Woodrow Wilson writes to Augustus O. Bacon regarding the rights of American citizens travelling abroad or on the border.


Wilson Papers, Library of Congress, Library of Congress, Washington, District of Columbia


My dear Senator

I have conscientiously tried to reconstruct the enclosed resolution in such a way as to relieve it of the implication which it obviously carries. That implication is that the rights of American citizens on the border and in foreign countries are not being diligently or properly safeguarded by the Government of the United States, and that is, of course, not the case.
The resolution involves an entirely untenable position. American citizens can not have “constitutional” rights outside their own country. They can have only international rights, the rights guaranteed them by international law. These rights do not include, as we were agreeing the other day, the right of the American Government to enter a foreign territory in order to protect property, or even, except in certain unusual circumstances, to protect life. To do so would be a declaration of war or, at the least, an intervention with armed force. The Government of the United States has the right, on the other hand, to hold every foreign government strictly responsible for its violation of international law in every respect with regard to American citizens, and the present government will certainly be diligent to do that. I think that the Democratic members of the Senate can safely vote against this resolution or any resolution equivalent to it as involving a virtual impeachment of the faithfulness of the present administration.
If I could have reconstructed it to mean anything else, I would gladly have done so.

Woodrow Wilson


Hon. AO Bacon,
United States Senate.

Original Format

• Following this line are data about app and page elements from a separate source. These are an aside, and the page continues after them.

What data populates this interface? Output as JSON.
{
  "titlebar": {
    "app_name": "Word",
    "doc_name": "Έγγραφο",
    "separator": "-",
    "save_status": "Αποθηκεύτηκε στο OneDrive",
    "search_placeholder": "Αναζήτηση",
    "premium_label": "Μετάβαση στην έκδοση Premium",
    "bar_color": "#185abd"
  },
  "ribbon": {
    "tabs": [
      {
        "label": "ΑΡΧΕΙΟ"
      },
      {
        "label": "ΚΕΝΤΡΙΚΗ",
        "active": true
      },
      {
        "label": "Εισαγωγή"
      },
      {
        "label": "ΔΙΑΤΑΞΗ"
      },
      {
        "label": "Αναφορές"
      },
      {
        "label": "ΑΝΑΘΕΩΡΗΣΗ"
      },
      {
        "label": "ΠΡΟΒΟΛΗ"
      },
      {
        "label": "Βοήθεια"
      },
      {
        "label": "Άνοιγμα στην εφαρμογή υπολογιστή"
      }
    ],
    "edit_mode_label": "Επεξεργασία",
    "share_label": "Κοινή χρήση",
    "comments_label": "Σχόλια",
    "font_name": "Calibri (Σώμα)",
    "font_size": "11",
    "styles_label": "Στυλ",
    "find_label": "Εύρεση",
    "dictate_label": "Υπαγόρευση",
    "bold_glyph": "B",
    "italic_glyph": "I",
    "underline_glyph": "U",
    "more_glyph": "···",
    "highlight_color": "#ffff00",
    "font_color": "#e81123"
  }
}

Wilson, Woodrow, 1856-1924, “Woodrow Wilson to Augustus Octavius Bacon,” 1913 July 24, WWP17887, First Year Wilson Papers, Woodrow Wilson Presidential Library & Museum, Staunton, Virginia.